Data for this task section start

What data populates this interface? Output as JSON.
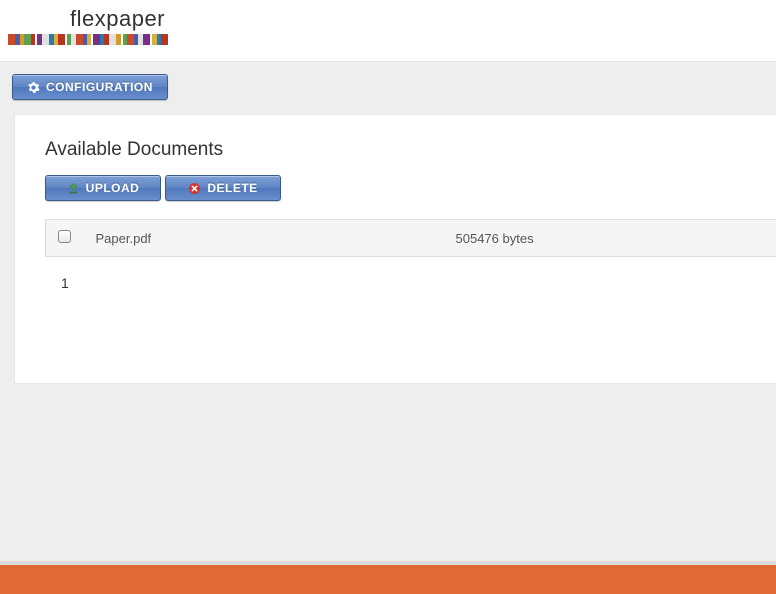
{
  "header": {
    "brand": "flexpaper"
  },
  "toolbar": {
    "configuration_label": "CONFIGURATION"
  },
  "panel": {
    "title": "Available Documents",
    "upload_label": "UPLOAD",
    "delete_label": "DELETE"
  },
  "documents": [
    {
      "name": "Paper.pdf",
      "size": "505476 bytes"
    }
  ],
  "pagination": {
    "current": "1"
  },
  "barcode_colors": [
    "#c94b2a",
    "#4d5aa8",
    "#d49a2a",
    "#5f9f4f",
    "#b9341e",
    "#7a2e86",
    "#e1e1e1",
    "#2b79b3",
    "#d3b13c",
    "#b9341e",
    "#5f9f4f",
    "#e1e1e1",
    "#c94b2a",
    "#4d5aa8",
    "#d3b13c",
    "#7a2e86",
    "#2b79b3",
    "#b9341e",
    "#e1e1e1",
    "#d49a2a",
    "#5f9f4f",
    "#c94b2a",
    "#4d5aa8",
    "#e1e1e1",
    "#7a2e86",
    "#d3b13c",
    "#2b79b3",
    "#b9341e"
  ]
}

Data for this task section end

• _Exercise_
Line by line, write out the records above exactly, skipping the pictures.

• _Answer below_
What data populates this interface? Output as JSON.
{
  "header": {
    "brand": "flexpaper"
  },
  "toolbar": {
    "configuration_label": "CONFIGURATION"
  },
  "panel": {
    "title": "Available Documents",
    "upload_label": "UPLOAD",
    "delete_label": "DELETE"
  },
  "documents": [
    {
      "name": "Paper.pdf",
      "size": "505476 bytes"
    }
  ],
  "pagination": {
    "current": "1"
  },
  "barcode_colors": [
    "#c94b2a",
    "#4d5aa8",
    "#d49a2a",
    "#5f9f4f",
    "#b9341e",
    "#7a2e86",
    "#e1e1e1",
    "#2b79b3",
    "#d3b13c",
    "#b9341e",
    "#5f9f4f",
    "#e1e1e1",
    "#c94b2a",
    "#4d5aa8",
    "#d3b13c",
    "#7a2e86",
    "#2b79b3",
    "#b9341e",
    "#e1e1e1",
    "#d49a2a",
    "#5f9f4f",
    "#c94b2a",
    "#4d5aa8",
    "#e1e1e1",
    "#7a2e86",
    "#d3b13c",
    "#2b79b3",
    "#b9341e"
  ]
}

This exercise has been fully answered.